This is favourable over simply growing it out then going at it like you’re cutting back a hedge. “If you have to shape the beard from scratch, you’re going to need a few mirrors and a steady hand.” Take your time and you’ll arrive at a result that’s more George Clooney, less George Michael.
The precise attention you give to each area will depend on your face shape and desired outcome, but one rule holds true for all. “The sideburns can puff out, so get those bad boys under control,” says Murphy. You’ll notice every scissorsmith worth his salt will take these in tight when you go for a professional trim. “You can follow this at the top of the cheek line for a face-squaring fade.”
For the ultimate square beard – and therefore a squarer jaw – work the neck like a pro. “The weight under the chin can become quite bulbous. Comb this area out and trim it with as flat a line as possible – this will enhance the chin,” says Murphy.
“Random growth patterns are where things get tricky. Some areas grow into others causing them to jut out.” A barber’s trick here is to use a comb with a naked trimmer rather than using a guard. “You’re essentially combing to expose stray hairs then trimming. Finish with a beard balm to keep the hairs in line.”

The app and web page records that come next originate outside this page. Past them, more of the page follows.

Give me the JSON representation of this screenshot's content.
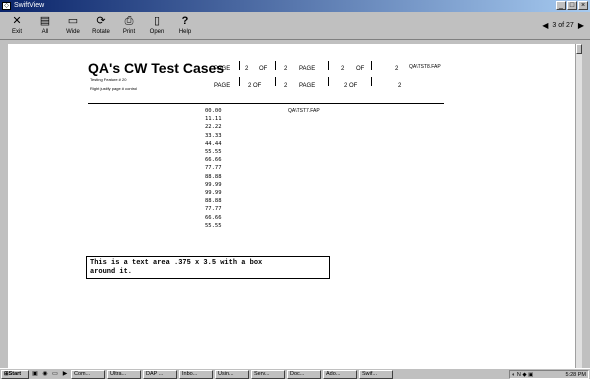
{
  "window": {
    "title": "SwiftView"
  },
  "toolbar": {
    "buttons": [
      {
        "label": "Exit",
        "icon": "close-icon"
      },
      {
        "label": "All",
        "icon": "all-pages-icon"
      },
      {
        "label": "Wide",
        "icon": "wide-icon"
      },
      {
        "label": "Rotate",
        "icon": "rotate-icon"
      },
      {
        "label": "Print",
        "icon": "print-icon"
      },
      {
        "label": "Open",
        "icon": "open-icon"
      },
      {
        "label": "Help",
        "icon": "help-icon"
      }
    ],
    "page_indicator": "3 of 27"
  },
  "document": {
    "title": "QA's CW Test Cases",
    "subtitle1": "Testing Feature # 20",
    "subtitle2": "Right justify page # control",
    "header_row1": [
      "PAGE",
      "2",
      "OF",
      "2",
      "PAGE",
      "2",
      "OF",
      "2"
    ],
    "header_row2": [
      "PAGE",
      "2 OF",
      "2",
      "PAGE",
      "2 OF",
      "2"
    ],
    "file_a": "QA\\TST8.FAP",
    "file_b": "QA\\TST7.FAP",
    "numbers": [
      "00.00",
      "11.11",
      "22.22",
      "33.33",
      "44.44",
      "55.55",
      "66.66",
      "77.77",
      "88.88",
      "99.99",
      "99.99",
      "88.88",
      "77.77",
      "66.66",
      "55.55"
    ],
    "textbox_line1": "This is a text area .375 x 3.5 with a box",
    "textbox_line2": "around it."
  },
  "taskbar": {
    "start": "Start",
    "tasks": [
      "Com...",
      "Ultra...",
      "DAP ...",
      "Inbo...",
      "Usin...",
      "Serv...",
      "Doc...",
      "Ado...",
      "Swif..."
    ],
    "clock": "5:28 PM"
  }
}
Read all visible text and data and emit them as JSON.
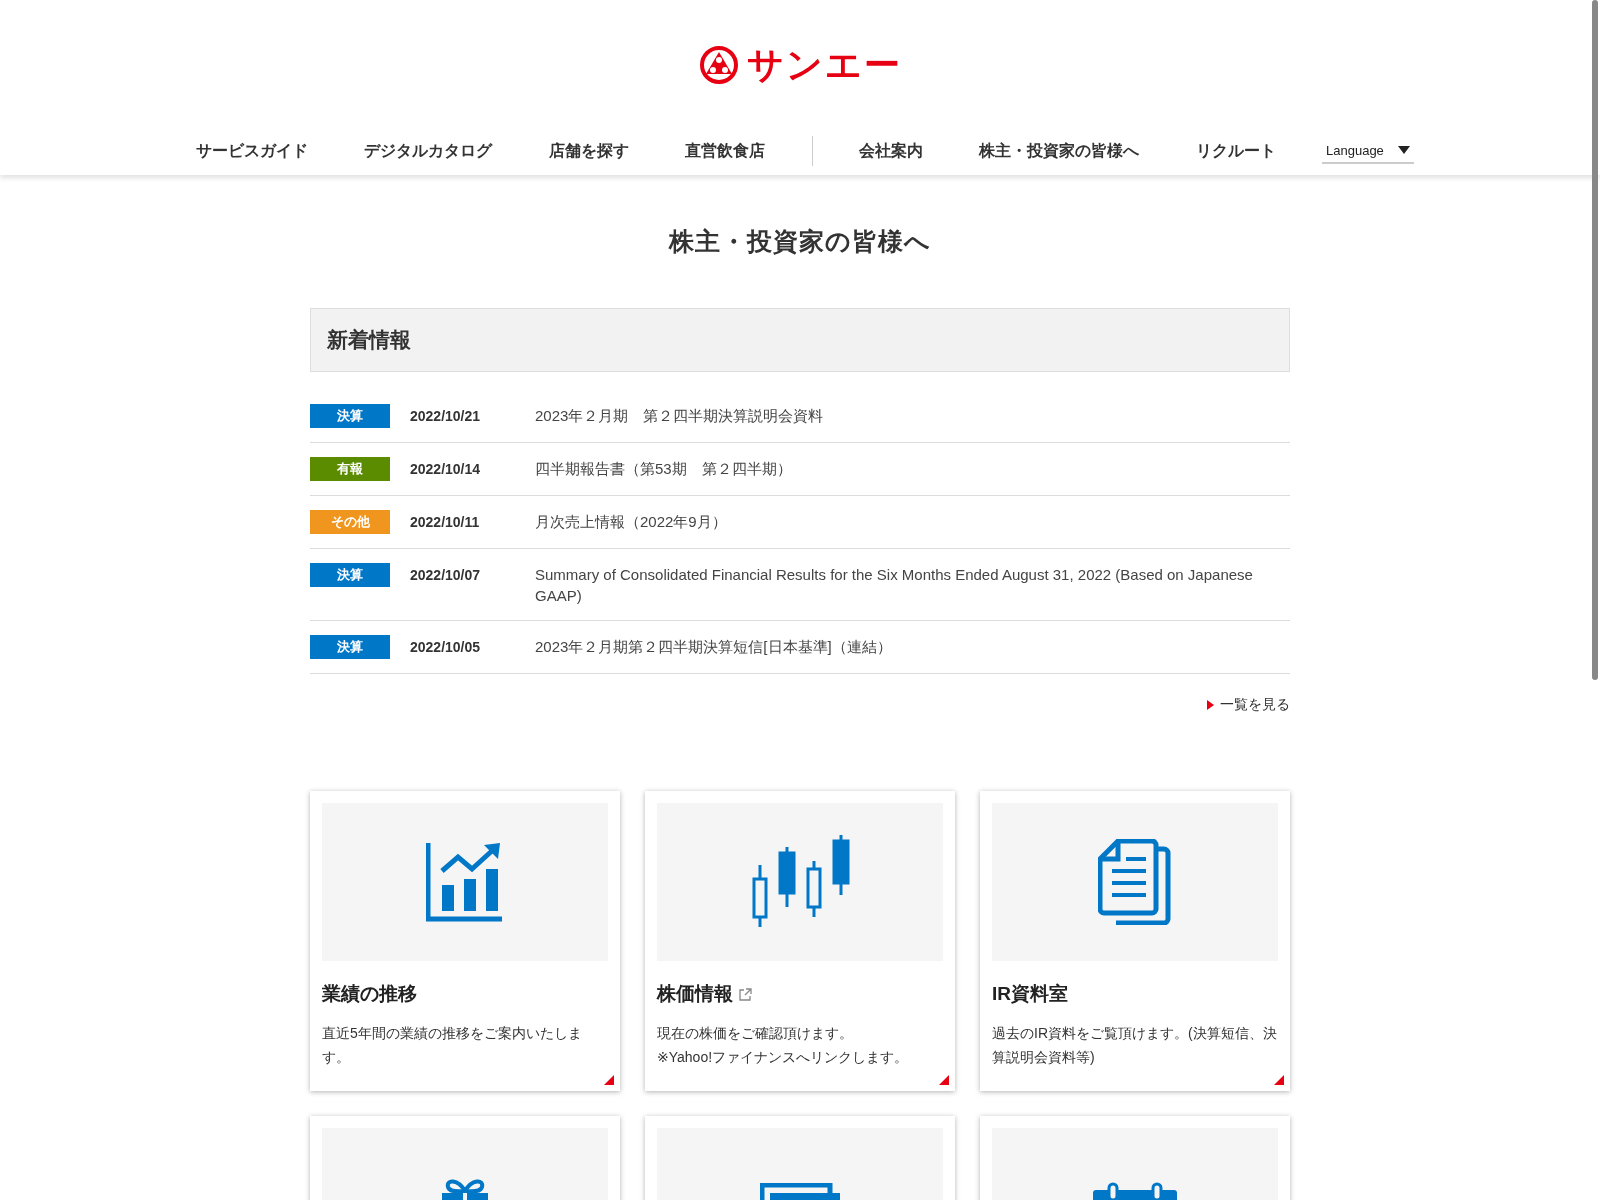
{
  "logo": {
    "text": "サンエー"
  },
  "nav": [
    {
      "label": "サービスガイド",
      "divider_after": false
    },
    {
      "label": "デジタルカタログ",
      "divider_after": false
    },
    {
      "label": "店舗を探す",
      "divider_after": false
    },
    {
      "label": "直営飲食店",
      "divider_after": true
    },
    {
      "label": "会社案内",
      "divider_after": false
    },
    {
      "label": "株主・投資家の皆様へ",
      "divider_after": false
    },
    {
      "label": "リクルート",
      "divider_after": false
    }
  ],
  "language": {
    "value": "Language"
  },
  "page_title": "株主・投資家の皆様へ",
  "news": {
    "heading": "新着情報",
    "items": [
      {
        "tag": "決算",
        "color": "#0077c7",
        "date": "2022/10/21",
        "text": "2023年２月期　第２四半期決算説明会資料"
      },
      {
        "tag": "有報",
        "color": "#5b8c00",
        "date": "2022/10/14",
        "text": "四半期報告書（第53期　第２四半期）"
      },
      {
        "tag": "その他",
        "color": "#f0961e",
        "date": "2022/10/11",
        "text": "月次売上情報（2022年9月）"
      },
      {
        "tag": "決算",
        "color": "#0077c7",
        "date": "2022/10/07",
        "text": "Summary of Consolidated Financial Results for the Six Months Ended August 31, 2022 (Based on Japanese GAAP)"
      },
      {
        "tag": "決算",
        "color": "#0077c7",
        "date": "2022/10/05",
        "text": "2023年２月期第２四半期決算短信[日本基準]（連結）"
      }
    ],
    "more_link": "一覧を見る"
  },
  "cards": [
    {
      "kind": "full",
      "title": "業績の推移",
      "external": false,
      "description": [
        "直近5年間の業績の推移をご案内いたします。"
      ]
    },
    {
      "kind": "full",
      "title": "株価情報",
      "external": true,
      "description": [
        "現在の株価をご確認頂けます。",
        "※Yahoo!ファイナンスへリンクします。"
      ]
    },
    {
      "kind": "full",
      "title": "IR資料室",
      "external": false,
      "description": [
        "過去のIR資料をご覧頂けます。(決算短信、決算説明会資料等)"
      ]
    },
    {
      "kind": "icon_only"
    },
    {
      "kind": "icon_only"
    },
    {
      "kind": "icon_only"
    }
  ]
}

Waddup, Gandalf? Your full beard is so much more than a nifty face warmer. Thanks to hirsute heartthrobs like Joaquin Phoenix and Tom Hardy, what was once considered a homeless man’s calling card is now the fashion statement du jour.
Carve it right and it’ll create the illusion of abundant virility even if you have literally none. (A recent study by Australian scientists found that women subconsciously associate long beards with good baby-making potential, FYI.) Carve it wrong and you’ll look like Ian Beale turned out on his ass again. So let’s do this properly.
The Long And Short Of It
You’re obviously going to need to relax the rules on how often you trim back your beard. But it will need irregular attention during the initial growing phase. Think on the previous tips for a mid-length beard and cut back on the number of trims per week. “Also allow the sideburns a little more length now.”
Don’t neglect key areas, though. “Trim a line across the cheeks so you don’t just look like you’ve given up,” says Murphy. “But you can start to let your moustache grow over your lip. A trim ‘tache doesn’t really work with a longer beard.”
Steady hands, boys, steady hands. “Free handing with your beard trimmer is about to become more commonplace, so get some practice in,” says Murphy. “As the beard grows past the neck, you can maintain the neckline using the Adam’s apple rule, but let the hair growing from the jaw pass that line to create a fuller beard.”
Keep your ‘tache looking reasonable using the comb and trim method: “Comb it outwards from the middle and cut any stubborn hairs that are too long. Once it’s got length, blow dry it for the best look. Dampen it, comb, blow dry and apply a little wax,” says Murphy.
“When you’ve got the length, use the blowdry technique on the rest of your beard to encourage your hair to fall in line there too. You can fade your cheek hair so it’s much lighter toward the eyes.” This allows you to increase the overall length of your beard without going full Captain Caveman.
And a parting tip. “Beard oil can help with skin irritation and improve the health of your beard. But remember this: less is more.” A slimy beard is never a good look.